WHAT NEEDS TO BE DONE
Throughout the material below, tally the lines containing "fiverr" and give the total with no accompanying text.

PROVIDED ENTRIES
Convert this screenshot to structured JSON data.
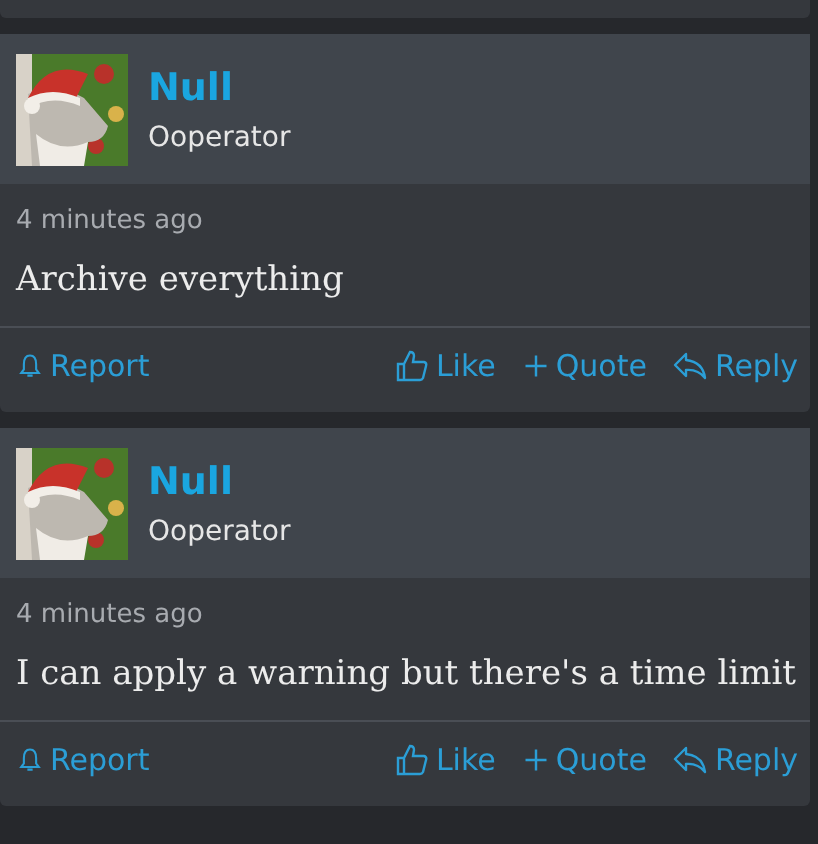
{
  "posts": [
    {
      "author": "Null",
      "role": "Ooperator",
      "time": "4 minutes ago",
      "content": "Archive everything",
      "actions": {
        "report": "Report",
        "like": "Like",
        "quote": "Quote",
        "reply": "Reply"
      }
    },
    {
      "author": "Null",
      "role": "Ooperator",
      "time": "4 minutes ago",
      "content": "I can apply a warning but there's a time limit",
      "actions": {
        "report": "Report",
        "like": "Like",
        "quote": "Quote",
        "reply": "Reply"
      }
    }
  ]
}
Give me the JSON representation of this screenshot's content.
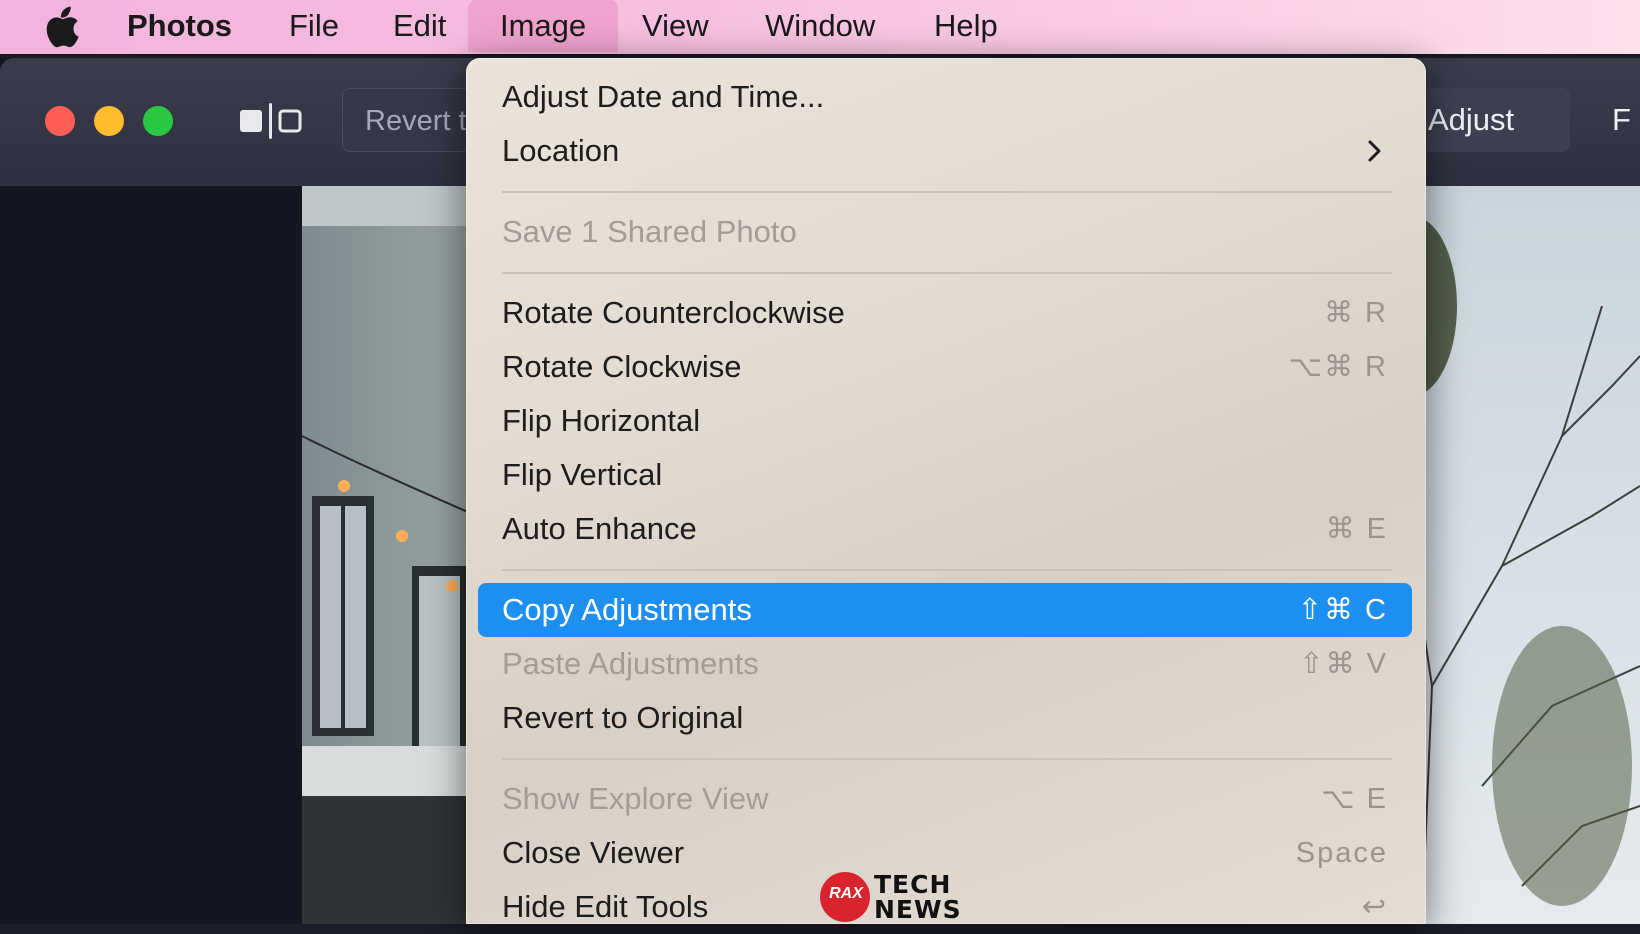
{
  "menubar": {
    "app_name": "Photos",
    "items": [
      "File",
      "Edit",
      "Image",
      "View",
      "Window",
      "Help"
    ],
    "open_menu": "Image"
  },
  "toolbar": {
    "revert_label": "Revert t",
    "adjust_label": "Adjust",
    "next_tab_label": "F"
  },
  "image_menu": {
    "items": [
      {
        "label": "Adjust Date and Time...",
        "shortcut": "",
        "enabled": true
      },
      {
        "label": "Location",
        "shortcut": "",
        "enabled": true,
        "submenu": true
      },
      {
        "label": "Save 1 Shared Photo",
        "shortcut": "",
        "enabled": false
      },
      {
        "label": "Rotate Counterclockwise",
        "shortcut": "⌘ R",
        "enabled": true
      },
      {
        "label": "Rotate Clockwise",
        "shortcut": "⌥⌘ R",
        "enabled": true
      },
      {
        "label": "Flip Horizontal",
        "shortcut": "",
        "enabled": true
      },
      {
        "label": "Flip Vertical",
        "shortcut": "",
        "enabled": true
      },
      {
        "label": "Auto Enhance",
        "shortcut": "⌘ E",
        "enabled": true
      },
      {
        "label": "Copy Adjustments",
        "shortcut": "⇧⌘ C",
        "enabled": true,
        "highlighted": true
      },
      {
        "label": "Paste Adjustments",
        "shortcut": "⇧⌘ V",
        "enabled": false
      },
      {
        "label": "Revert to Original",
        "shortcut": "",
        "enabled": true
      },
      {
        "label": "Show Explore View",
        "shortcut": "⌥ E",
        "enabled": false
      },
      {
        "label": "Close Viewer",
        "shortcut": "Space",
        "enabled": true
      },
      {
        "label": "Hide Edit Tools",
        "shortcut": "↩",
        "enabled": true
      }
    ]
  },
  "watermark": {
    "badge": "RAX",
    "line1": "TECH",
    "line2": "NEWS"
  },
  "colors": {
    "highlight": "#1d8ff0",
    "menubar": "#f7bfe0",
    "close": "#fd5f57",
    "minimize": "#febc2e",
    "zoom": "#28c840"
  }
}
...
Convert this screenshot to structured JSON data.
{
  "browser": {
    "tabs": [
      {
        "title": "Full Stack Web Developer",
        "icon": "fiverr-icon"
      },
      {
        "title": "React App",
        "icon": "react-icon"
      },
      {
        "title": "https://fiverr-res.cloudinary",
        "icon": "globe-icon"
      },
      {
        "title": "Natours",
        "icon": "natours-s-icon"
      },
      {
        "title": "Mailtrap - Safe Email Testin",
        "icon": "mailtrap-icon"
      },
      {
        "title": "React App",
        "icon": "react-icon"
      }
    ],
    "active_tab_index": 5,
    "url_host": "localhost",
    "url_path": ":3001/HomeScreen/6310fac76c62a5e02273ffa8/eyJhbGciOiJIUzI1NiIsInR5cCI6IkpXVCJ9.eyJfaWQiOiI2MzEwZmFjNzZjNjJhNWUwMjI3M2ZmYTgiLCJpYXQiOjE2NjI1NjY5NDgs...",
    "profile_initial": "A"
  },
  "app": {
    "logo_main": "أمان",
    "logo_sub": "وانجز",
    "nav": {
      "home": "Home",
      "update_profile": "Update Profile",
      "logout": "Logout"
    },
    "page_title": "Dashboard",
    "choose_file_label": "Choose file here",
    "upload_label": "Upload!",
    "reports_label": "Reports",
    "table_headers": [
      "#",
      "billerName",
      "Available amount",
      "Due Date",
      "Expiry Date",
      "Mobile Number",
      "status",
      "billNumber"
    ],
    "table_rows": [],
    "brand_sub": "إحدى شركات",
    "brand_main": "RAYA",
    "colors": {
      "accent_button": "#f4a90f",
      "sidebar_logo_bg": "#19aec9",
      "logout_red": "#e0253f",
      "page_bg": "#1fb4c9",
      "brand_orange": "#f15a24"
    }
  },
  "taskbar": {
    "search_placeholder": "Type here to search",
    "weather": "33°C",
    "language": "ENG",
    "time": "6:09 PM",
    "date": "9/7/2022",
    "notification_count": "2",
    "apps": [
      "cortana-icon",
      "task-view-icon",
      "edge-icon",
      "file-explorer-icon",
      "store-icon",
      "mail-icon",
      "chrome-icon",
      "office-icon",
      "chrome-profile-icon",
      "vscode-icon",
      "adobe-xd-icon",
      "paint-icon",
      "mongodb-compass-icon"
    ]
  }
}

WRITTEN SOLUTION
2